A sampling protocol for the endangered freshwater fish, Oxleyan pygmy perch Nannoperca oxleyana Whitley
The Oxleyan pygmy perch Nannoperca oxleyana is a small, freshwater fish found along a narrow belt of lowland, coastal habitat in mid-eastern Australia. The species is listed as endangered and a recovery plan has been prepared by NSW Department of Primary Industries to guide conservation and management programs. The conservation of the Oxleyan pygmy perch would be aided by the adoption of a standardised, non-destructive sampling protocol that effectively and efficiently detects the presence of the fish, and quantifies the relative size of remaining populations. Techniques typically used to sample Oxleyan pygmy perch include trapping, seine netting and backpack electrofishing.
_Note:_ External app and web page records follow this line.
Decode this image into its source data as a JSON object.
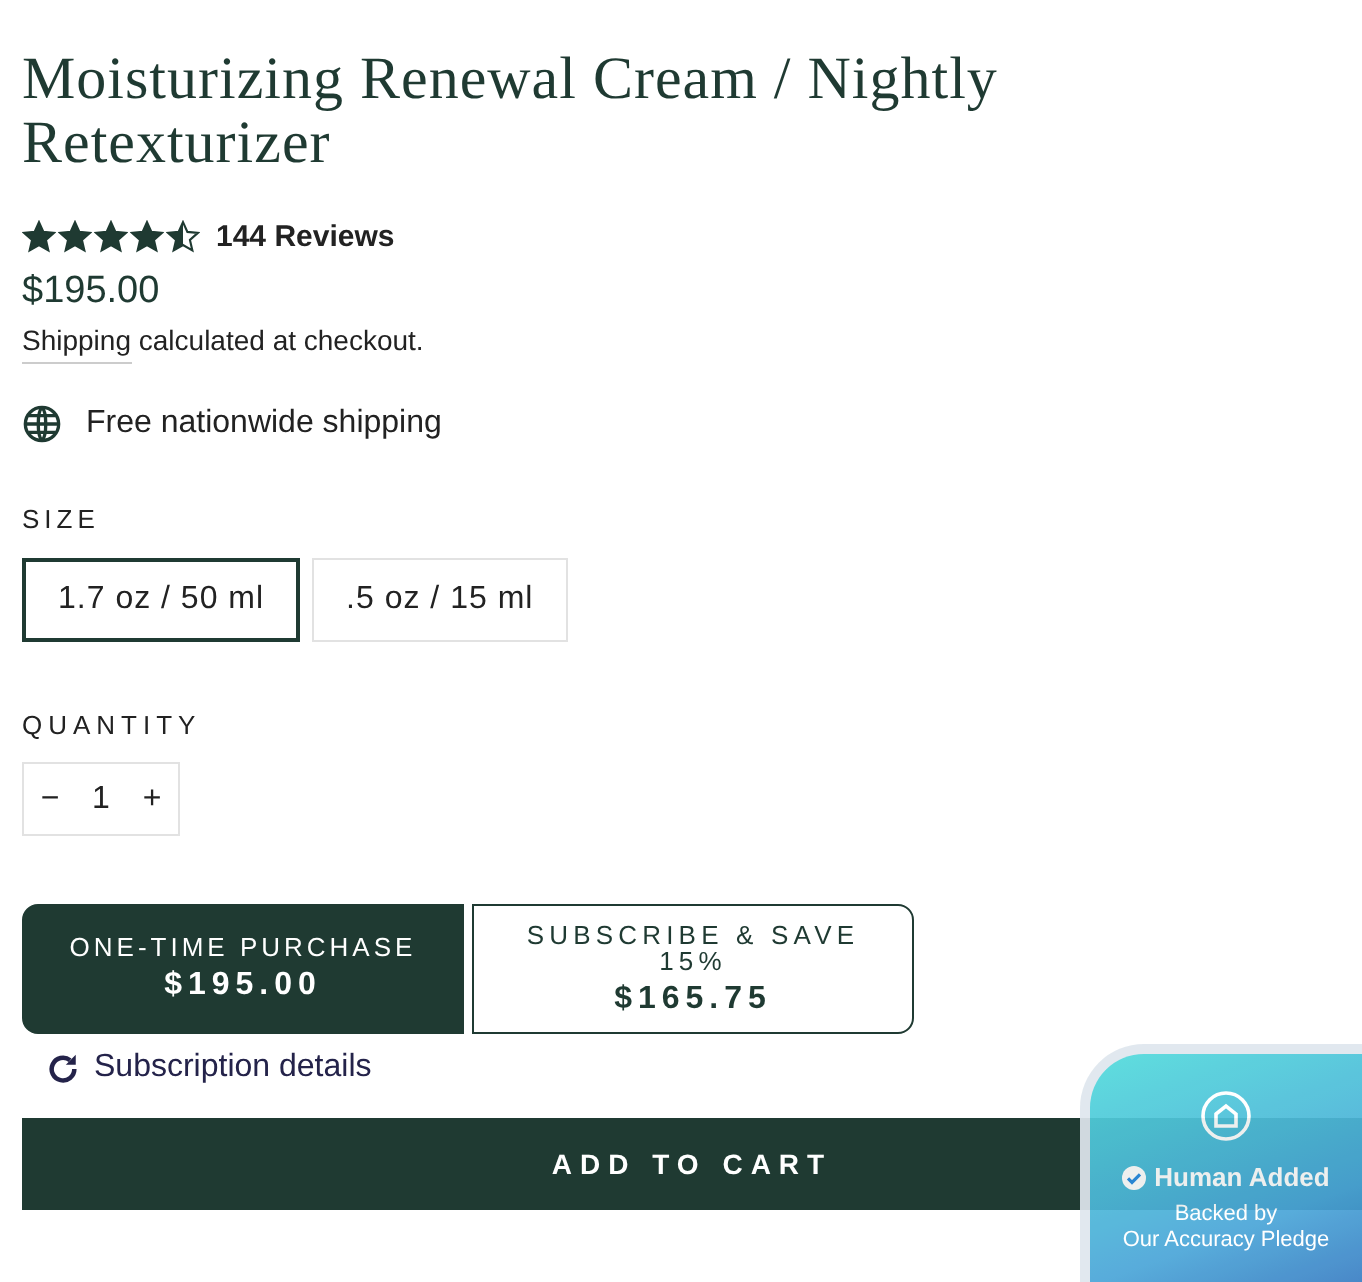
{
  "product": {
    "title": "Moisturizing Renewal Cream / Nightly Retexturizer",
    "rating": {
      "stars": 4.5,
      "reviews": "144 Reviews"
    },
    "price": "$195.00",
    "shipping_note": {
      "link": "Shipping",
      "text": "calculated at checkout."
    },
    "perk": "Free nationwide shipping"
  },
  "size": {
    "label": "SIZE",
    "options": [
      {
        "label": "1.7 oz / 50 ml",
        "selected": true
      },
      {
        "label": ".5 oz / 15 ml",
        "selected": false
      }
    ]
  },
  "quantity": {
    "label": "QUANTITY",
    "decrement": "−",
    "value": "1",
    "increment": "+"
  },
  "purchase_options": [
    {
      "label": "ONE-TIME PURCHASE",
      "price": "$195.00",
      "selected": true
    },
    {
      "label": "SUBSCRIBE & SAVE 15%",
      "price": "$165.75",
      "selected": false
    }
  ],
  "subscription_link": "Subscription details",
  "add_to_cart": "ADD TO CART",
  "badge": {
    "title": "Human Added",
    "subtitle_lines": [
      "Backed by",
      "Our Accuracy Pledge"
    ]
  }
}
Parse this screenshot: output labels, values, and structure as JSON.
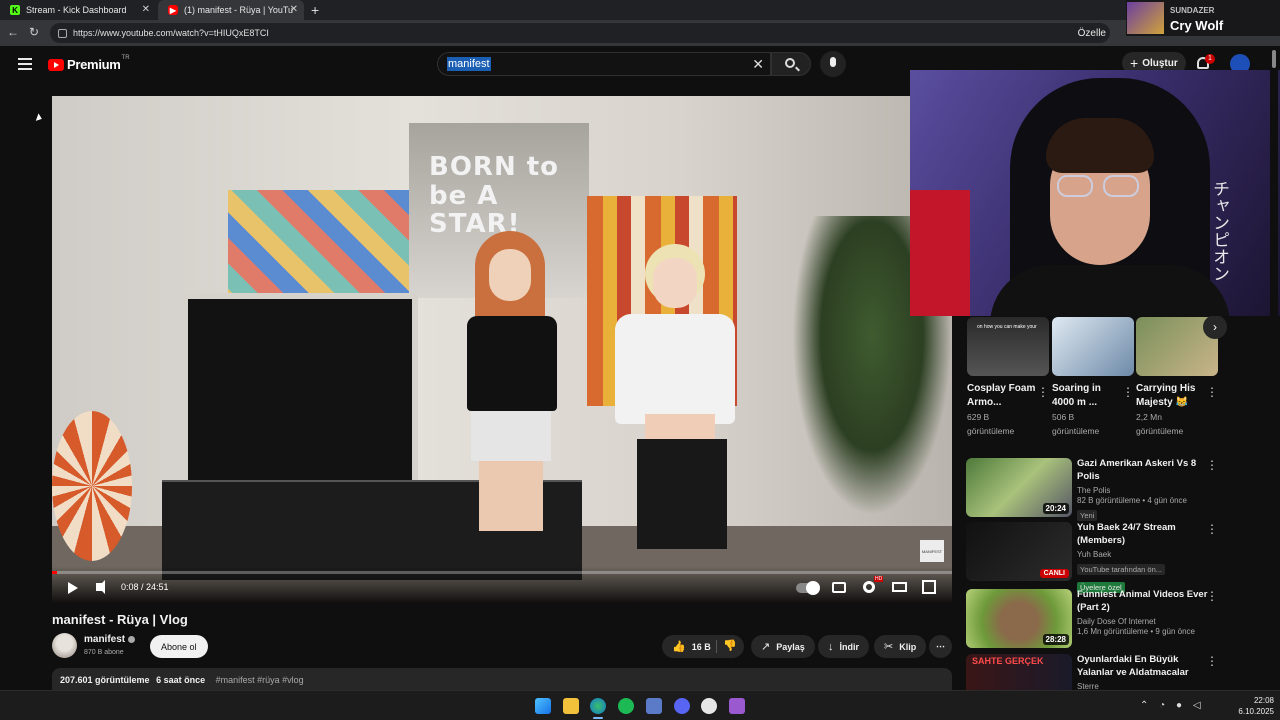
{
  "browser": {
    "tabs": [
      {
        "label": "Stream - Kick Dashboard",
        "favicon": "kick-icon"
      },
      {
        "label": "(1) manifest - Rüya | YouTu",
        "favicon": "youtube-icon"
      }
    ],
    "url": "https://www.youtube.com/watch?v=tHIUQxE8TCI",
    "customize_label": "Özelle"
  },
  "header": {
    "logo_text": "Premium",
    "logo_region": "TR",
    "search_query": "manifest",
    "create_label": "Oluştur",
    "notification_count": "1"
  },
  "player": {
    "time": "0:08 / 24:51",
    "progress_fraction": 0.005,
    "sign_text": "BORN to be A STAR!",
    "watermark": "MANIFEST",
    "hd_badge": "HD"
  },
  "video": {
    "title": "manifest - Rüya | Vlog",
    "channel": "manifest",
    "subscribers": "870 B abone",
    "subscribe_label": "Abone ol",
    "likes": "16 B",
    "share_label": "Paylaş",
    "download_label": "İndir",
    "clip_label": "Klip",
    "views": "207.601 görüntüleme",
    "age": "6 saat önce",
    "tags": "#manifest #rüya #vlog"
  },
  "shorts": [
    {
      "title": "Cosplay Foam Armo...",
      "views": "629 B",
      "views_label": "görüntüleme",
      "thumb_caption": "on how you can make your"
    },
    {
      "title": "Soaring in 4000 m ...",
      "views": "506 B",
      "views_label": "görüntüleme"
    },
    {
      "title": "Carrying His Majesty 😹",
      "views": "2,2 Mn",
      "views_label": "görüntüleme"
    }
  ],
  "recommendations": [
    {
      "title": "Gazi Amerikan Askeri Vs 8 Polis",
      "channel": "The Polis",
      "meta": "82 B görüntüleme • 4 gün önce",
      "badge": "Yeni",
      "duration": "20:24"
    },
    {
      "title": "Yuh Baek 24/7 Stream (Members)",
      "channel": "Yuh Baek",
      "meta": "YouTube tarafından ön...",
      "badge": "Üyelere özel",
      "live": "CANLI"
    },
    {
      "title": "Funniest Animal Videos Ever (Part 2)",
      "channel": "Daily Dose Of Internet",
      "meta": "1,6 Mn görüntüleme • 9 gün önce",
      "duration": "28:28"
    },
    {
      "title": "Oyunlardaki En Büyük Yalanlar ve Aldatmacalar",
      "channel": "Sterre",
      "thumb_caption": "SAHTE   GERÇEK"
    }
  ],
  "webcam": {
    "side_text": "チャンピオン"
  },
  "streamer_badge": {
    "label": "SUNDAZER",
    "name": "Cry Wolf"
  },
  "taskbar": {
    "time": "22:08",
    "date": "6.10.2025"
  },
  "colors": {
    "youtube_red": "#ff0000",
    "background": "#0f0f0f",
    "kick_green": "#53fc18"
  }
}
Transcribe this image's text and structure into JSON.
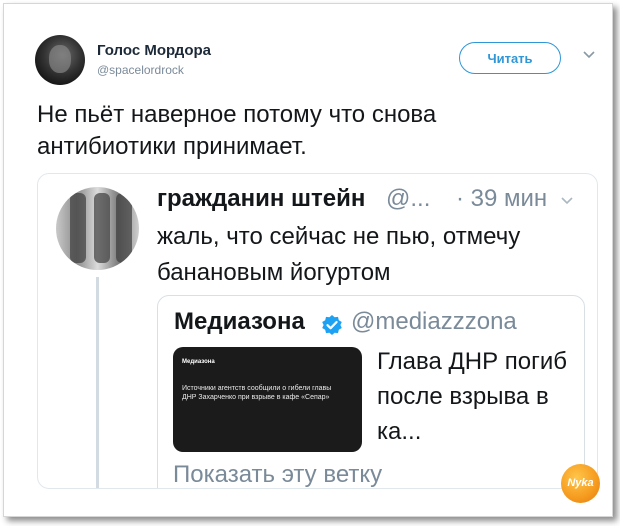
{
  "tweet": {
    "author_name": "Голос Мордора",
    "author_handle": "@spacelordrock",
    "follow_label": "Читать",
    "text": "Не пьёт наверное потому что снова антибиотики принимает."
  },
  "quoted_tweet": {
    "author_name": "гражданин штейн",
    "author_handle": "@...",
    "time": "· 39 мин",
    "text": "жаль, что сейчас не пью, отмечу банановым йогуртом",
    "show_thread_label": "Показать эту ветку"
  },
  "card": {
    "author_name": "Медиазона",
    "author_handle": "@mediazzzona",
    "headline": "Глава ДНР погиб после взрыва в ка...",
    "thumbnail_label": "Медиазона",
    "thumbnail_text": "Источники агентств сообщили о гибели главы ДНР Захарченко при взрыве в кафе «Сепар»"
  },
  "watermark": {
    "text": "Nyka"
  },
  "colors": {
    "accent": "#2f96d8",
    "text": "#14171a",
    "secondary": "#7a8a99",
    "border": "#e1e8ed",
    "logo": "#f59a1e"
  },
  "icons": [
    "chevron-down-icon",
    "verified-badge-icon"
  ]
}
The objectives of this study were to: (i) compare the relative detection and short-term mortality rates of trapping, seine netting and backpack electrofishing, (ii) quantify the minimum number of traps required to obtain precise relative abundance estimates, and (iii) assess the effectiveness and efficiency of various trapping regimes to catch the species. Previous survey data were utilised and augmented with field experiments. Ten traps provided relatively precise estimates of relative abundance. Unbaited and baited traps set for 30 and 60 minutes detected the species on all sampling occasions, whereas traps soaked for 15 minutes did not. The size of the catch increased the longer the traps were set, while the addition of bait to a trap did not affect the numbers of fish caught. Trapping detected Oxleyan pygmy perch on 88% of occasions in which the technique was used. Likewise, detection rates for seine netting and electrofishing were 71% and 83%, respectively. The use of multiple sampling techniques increased the likelihood of detecting the species. Seine netting was associated with a high mortality rate, with 55% of Oxleyan pygmy perch caught with this technique dying. In contrast, only 10% of fish caught in traps died and all fish sampling by backpack electrofishing survived.
A sampling protocol is recommended that includes saturating sites with unbaited traps set for at least 30 minutes and sampling with a backpack electrofisher. Seine netting should be reserved for situations where an electrofisher is unavailable or non-deployable.